Output all of the material exactly; leave out no line.

:::::

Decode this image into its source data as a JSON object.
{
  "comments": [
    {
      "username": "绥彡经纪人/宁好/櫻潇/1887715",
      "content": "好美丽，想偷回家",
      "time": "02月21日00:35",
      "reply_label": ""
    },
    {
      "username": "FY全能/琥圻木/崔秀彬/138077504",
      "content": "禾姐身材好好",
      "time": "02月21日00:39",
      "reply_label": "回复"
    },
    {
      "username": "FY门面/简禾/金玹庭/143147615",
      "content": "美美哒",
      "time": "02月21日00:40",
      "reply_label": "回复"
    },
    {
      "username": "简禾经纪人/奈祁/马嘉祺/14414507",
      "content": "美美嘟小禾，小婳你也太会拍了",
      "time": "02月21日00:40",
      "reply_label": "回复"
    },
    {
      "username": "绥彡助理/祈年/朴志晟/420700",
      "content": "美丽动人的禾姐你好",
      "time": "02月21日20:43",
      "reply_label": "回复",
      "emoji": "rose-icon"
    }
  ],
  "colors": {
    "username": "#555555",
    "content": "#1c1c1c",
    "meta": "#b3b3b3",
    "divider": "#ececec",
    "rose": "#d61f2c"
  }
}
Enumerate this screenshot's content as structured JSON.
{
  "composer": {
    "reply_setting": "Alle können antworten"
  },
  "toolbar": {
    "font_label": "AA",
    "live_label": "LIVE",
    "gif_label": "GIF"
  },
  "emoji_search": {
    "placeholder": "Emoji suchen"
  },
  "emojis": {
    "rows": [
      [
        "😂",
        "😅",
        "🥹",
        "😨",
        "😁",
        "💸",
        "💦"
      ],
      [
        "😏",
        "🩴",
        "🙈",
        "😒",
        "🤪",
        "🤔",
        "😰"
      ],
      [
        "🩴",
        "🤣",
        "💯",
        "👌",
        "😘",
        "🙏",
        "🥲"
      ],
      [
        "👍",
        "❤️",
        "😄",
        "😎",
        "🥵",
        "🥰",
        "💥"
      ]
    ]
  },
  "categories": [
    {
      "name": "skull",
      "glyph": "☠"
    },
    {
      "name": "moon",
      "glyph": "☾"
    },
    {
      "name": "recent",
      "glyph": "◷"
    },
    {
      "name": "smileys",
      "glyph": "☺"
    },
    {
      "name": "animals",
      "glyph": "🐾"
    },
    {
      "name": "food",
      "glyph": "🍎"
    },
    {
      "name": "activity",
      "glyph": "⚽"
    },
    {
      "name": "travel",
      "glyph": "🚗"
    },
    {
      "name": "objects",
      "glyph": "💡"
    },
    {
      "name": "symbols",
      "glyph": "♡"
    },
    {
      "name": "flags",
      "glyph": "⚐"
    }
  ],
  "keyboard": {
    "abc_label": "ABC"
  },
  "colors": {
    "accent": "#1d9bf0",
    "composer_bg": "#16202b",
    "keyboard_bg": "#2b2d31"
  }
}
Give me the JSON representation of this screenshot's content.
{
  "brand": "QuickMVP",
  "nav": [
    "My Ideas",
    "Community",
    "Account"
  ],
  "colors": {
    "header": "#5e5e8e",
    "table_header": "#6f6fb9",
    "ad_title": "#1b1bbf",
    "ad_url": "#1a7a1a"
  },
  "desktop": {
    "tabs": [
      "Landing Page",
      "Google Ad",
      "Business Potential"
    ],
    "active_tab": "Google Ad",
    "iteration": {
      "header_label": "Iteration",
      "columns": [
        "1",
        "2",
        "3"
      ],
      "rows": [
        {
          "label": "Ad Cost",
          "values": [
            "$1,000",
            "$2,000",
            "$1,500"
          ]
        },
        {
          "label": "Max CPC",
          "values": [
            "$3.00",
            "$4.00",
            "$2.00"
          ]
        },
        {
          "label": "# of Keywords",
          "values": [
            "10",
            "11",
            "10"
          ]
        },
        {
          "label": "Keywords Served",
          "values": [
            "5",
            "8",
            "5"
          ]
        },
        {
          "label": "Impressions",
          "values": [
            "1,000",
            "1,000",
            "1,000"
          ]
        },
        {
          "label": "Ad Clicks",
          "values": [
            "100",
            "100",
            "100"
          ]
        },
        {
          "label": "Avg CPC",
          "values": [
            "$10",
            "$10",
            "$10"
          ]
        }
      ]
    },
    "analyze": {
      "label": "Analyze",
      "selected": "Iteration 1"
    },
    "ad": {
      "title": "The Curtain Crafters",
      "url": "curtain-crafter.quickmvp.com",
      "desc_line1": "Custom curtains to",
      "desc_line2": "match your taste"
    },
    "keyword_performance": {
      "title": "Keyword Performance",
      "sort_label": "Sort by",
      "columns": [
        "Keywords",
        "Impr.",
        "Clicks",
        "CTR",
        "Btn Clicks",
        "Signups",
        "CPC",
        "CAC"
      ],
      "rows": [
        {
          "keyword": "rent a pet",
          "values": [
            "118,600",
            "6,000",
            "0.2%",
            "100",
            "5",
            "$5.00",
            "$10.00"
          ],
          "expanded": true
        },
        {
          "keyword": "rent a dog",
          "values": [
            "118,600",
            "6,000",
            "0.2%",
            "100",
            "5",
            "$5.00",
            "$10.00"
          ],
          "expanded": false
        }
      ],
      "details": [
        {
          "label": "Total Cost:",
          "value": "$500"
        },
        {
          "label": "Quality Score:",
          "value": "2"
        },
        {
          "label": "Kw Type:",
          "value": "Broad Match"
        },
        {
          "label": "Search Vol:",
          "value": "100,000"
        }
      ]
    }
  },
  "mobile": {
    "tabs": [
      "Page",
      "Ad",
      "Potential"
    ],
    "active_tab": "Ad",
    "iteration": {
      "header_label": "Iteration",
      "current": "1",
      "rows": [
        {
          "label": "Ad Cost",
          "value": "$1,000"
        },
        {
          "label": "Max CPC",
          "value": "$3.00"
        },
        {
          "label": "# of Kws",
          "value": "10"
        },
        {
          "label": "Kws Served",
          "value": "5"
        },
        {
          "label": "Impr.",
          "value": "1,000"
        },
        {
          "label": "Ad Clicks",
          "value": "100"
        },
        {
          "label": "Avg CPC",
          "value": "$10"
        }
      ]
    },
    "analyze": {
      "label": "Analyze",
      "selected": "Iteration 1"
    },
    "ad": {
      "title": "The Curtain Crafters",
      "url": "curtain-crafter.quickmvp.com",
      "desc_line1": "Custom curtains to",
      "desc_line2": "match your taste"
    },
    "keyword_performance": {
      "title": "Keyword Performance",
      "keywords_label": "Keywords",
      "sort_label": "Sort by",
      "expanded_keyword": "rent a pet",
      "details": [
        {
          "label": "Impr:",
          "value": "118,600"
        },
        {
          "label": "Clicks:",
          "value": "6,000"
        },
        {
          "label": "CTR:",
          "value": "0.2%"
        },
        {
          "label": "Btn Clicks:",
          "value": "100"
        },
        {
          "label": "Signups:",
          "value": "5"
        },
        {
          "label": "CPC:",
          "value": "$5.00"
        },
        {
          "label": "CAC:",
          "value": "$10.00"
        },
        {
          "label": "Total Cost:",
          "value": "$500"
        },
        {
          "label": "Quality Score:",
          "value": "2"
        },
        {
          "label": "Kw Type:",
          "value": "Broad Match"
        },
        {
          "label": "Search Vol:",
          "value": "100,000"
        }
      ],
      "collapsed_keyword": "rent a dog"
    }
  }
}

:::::

_Response to the exercise_.
Decode this image into its source data as a JSON object.
{
  "comments": [
    {
      "username": "绥彡经纪人/宁好/櫻潇/1887715",
      "content": "好美丽，想偷回家",
      "time": "02月21日00:35",
      "reply_label": ""
    },
    {
      "username": "FY全能/琥圻木/崔秀彬/138077504",
      "content": "禾姐身材好好",
      "time": "02月21日00:39",
      "reply_label": "回复"
    },
    {
      "username": "FY门面/简禾/金玹庭/143147615",
      "content": "美美哒",
      "time": "02月21日00:40",
      "reply_label": "回复"
    },
    {
      "username": "简禾经纪人/奈祁/马嘉祺/14414507",
      "content": "美美嘟小禾，小婳你也太会拍了",
      "time": "02月21日00:40",
      "reply_label": "回复"
    },
    {
      "username": "绥彡助理/祈年/朴志晟/420700",
      "content": "美丽动人的禾姐你好",
      "time": "02月21日20:43",
      "reply_label": "回复",
      "emoji": "rose-icon"
    }
  ],
  "colors": {
    "username": "#555555",
    "content": "#1c1c1c",
    "meta": "#b3b3b3",
    "divider": "#ececec",
    "rose": "#d61f2c"
  }
}
Enumerate this screenshot's content as structured JSON.
{
  "composer": {
    "reply_setting": "Alle können antworten"
  },
  "toolbar": {
    "font_label": "AA",
    "live_label": "LIVE",
    "gif_label": "GIF"
  },
  "emoji_search": {
    "placeholder": "Emoji suchen"
  },
  "emojis": {
    "rows": [
      [
        "😂",
        "😅",
        "🥹",
        "😨",
        "😁",
        "💸",
        "💦"
      ],
      [
        "😏",
        "🩴",
        "🙈",
        "😒",
        "🤪",
        "🤔",
        "😰"
      ],
      [
        "🩴",
        "🤣",
        "💯",
        "👌",
        "😘",
        "🙏",
        "🥲"
      ],
      [
        "👍",
        "❤️",
        "😄",
        "😎",
        "🥵",
        "🥰",
        "💥"
      ]
    ]
  },
  "categories": [
    {
      "name": "skull",
      "glyph": "☠"
    },
    {
      "name": "moon",
      "glyph": "☾"
    },
    {
      "name": "recent",
      "glyph": "◷"
    },
    {
      "name": "smileys",
      "glyph": "☺"
    },
    {
      "name": "animals",
      "glyph": "🐾"
    },
    {
      "name": "food",
      "glyph": "🍎"
    },
    {
      "name": "activity",
      "glyph": "⚽"
    },
    {
      "name": "travel",
      "glyph": "🚗"
    },
    {
      "name": "objects",
      "glyph": "💡"
    },
    {
      "name": "symbols",
      "glyph": "♡"
    },
    {
      "name": "flags",
      "glyph": "⚐"
    }
  ],
  "keyboard": {
    "abc_label": "ABC"
  },
  "colors": {
    "accent": "#1d9bf0",
    "composer_bg": "#16202b",
    "keyboard_bg": "#2b2d31"
  }
}
Give me the JSON representation of this screenshot's content.
{
  "brand": "QuickMVP",
  "nav": [
    "My Ideas",
    "Community",
    "Account"
  ],
  "colors": {
    "header": "#5e5e8e",
    "table_header": "#6f6fb9",
    "ad_title": "#1b1bbf",
    "ad_url": "#1a7a1a"
  },
  "desktop": {
    "tabs": [
      "Landing Page",
      "Google Ad",
      "Business Potential"
    ],
    "active_tab": "Google Ad",
    "iteration": {
      "header_label": "Iteration",
      "columns": [
        "1",
        "2",
        "3"
      ],
      "rows": [
        {
          "label": "Ad Cost",
          "values": [
            "$1,000",
            "$2,000",
            "$1,500"
          ]
        },
        {
          "label": "Max CPC",
          "values": [
            "$3.00",
            "$4.00",
            "$2.00"
          ]
        },
        {
          "label": "# of Keywords",
          "values": [
            "10",
            "11",
            "10"
          ]
        },
        {
          "label": "Keywords Served",
          "values": [
            "5",
            "8",
            "5"
          ]
        },
        {
          "label": "Impressions",
          "values": [
            "1,000",
            "1,000",
            "1,000"
          ]
        },
        {
          "label": "Ad Clicks",
          "values": [
            "100",
            "100",
            "100"
          ]
        },
        {
          "label": "Avg CPC",
          "values": [
            "$10",
            "$10",
            "$10"
          ]
        }
      ]
    },
    "analyze": {
      "label": "Analyze",
      "selected": "Iteration 1"
    },
    "ad": {
      "title": "The Curtain Crafters",
      "url": "curtain-crafter.quickmvp.com",
      "desc_line1": "Custom curtains to",
      "desc_line2": "match your taste"
    },
    "keyword_performance": {
      "title": "Keyword Performance",
      "sort_label": "Sort by",
      "columns": [
        "Keywords",
        "Impr.",
        "Clicks",
        "CTR",
        "Btn Clicks",
        "Signups",
        "CPC",
        "CAC"
      ],
      "rows": [
        {
          "keyword": "rent a pet",
          "values": [
            "118,600",
            "6,000",
            "0.2%",
            "100",
            "5",
            "$5.00",
            "$10.00"
          ],
          "expanded": true
        },
        {
          "keyword": "rent a dog",
          "values": [
            "118,600",
            "6,000",
            "0.2%",
            "100",
            "5",
            "$5.00",
            "$10.00"
          ],
          "expanded": false
        }
      ],
      "details": [
        {
          "label": "Total Cost:",
          "value": "$500"
        },
        {
          "label": "Quality Score:",
          "value": "2"
        },
        {
          "label": "Kw Type:",
          "value": "Broad Match"
        },
        {
          "label": "Search Vol:",
          "value": "100,000"
        }
      ]
    }
  },
  "mobile": {
    "tabs": [
      "Page",
      "Ad",
      "Potential"
    ],
    "active_tab": "Ad",
    "iteration": {
      "header_label": "Iteration",
      "current": "1",
      "rows": [
        {
          "label": "Ad Cost",
          "value": "$1,000"
        },
        {
          "label": "Max CPC",
          "value": "$3.00"
        },
        {
          "label": "# of Kws",
          "value": "10"
        },
        {
          "label": "Kws Served",
          "value": "5"
        },
        {
          "label": "Impr.",
          "value": "1,000"
        },
        {
          "label": "Ad Clicks",
          "value": "100"
        },
        {
          "label": "Avg CPC",
          "value": "$10"
        }
      ]
    },
    "analyze": {
      "label": "Analyze",
      "selected": "Iteration 1"
    },
    "ad": {
      "title": "The Curtain Crafters",
      "url": "curtain-crafter.quickmvp.com",
      "desc_line1": "Custom curtains to",
      "desc_line2": "match your taste"
    },
    "keyword_performance": {
      "title": "Keyword Performance",
      "keywords_label": "Keywords",
      "sort_label": "Sort by",
      "expanded_keyword": "rent a pet",
      "details": [
        {
          "label": "Impr:",
          "value": "118,600"
        },
        {
          "label": "Clicks:",
          "value": "6,000"
        },
        {
          "label": "CTR:",
          "value": "0.2%"
        },
        {
          "label": "Btn Clicks:",
          "value": "100"
        },
        {
          "label": "Signups:",
          "value": "5"
        },
        {
          "label": "CPC:",
          "value": "$5.00"
        },
        {
          "label": "CAC:",
          "value": "$10.00"
        },
        {
          "label": "Total Cost:",
          "value": "$500"
        },
        {
          "label": "Quality Score:",
          "value": "2"
        },
        {
          "label": "Kw Type:",
          "value": "Broad Match"
        },
        {
          "label": "Search Vol:",
          "value": "100,000"
        }
      ],
      "collapsed_keyword": "rent a dog"
    }
  }
}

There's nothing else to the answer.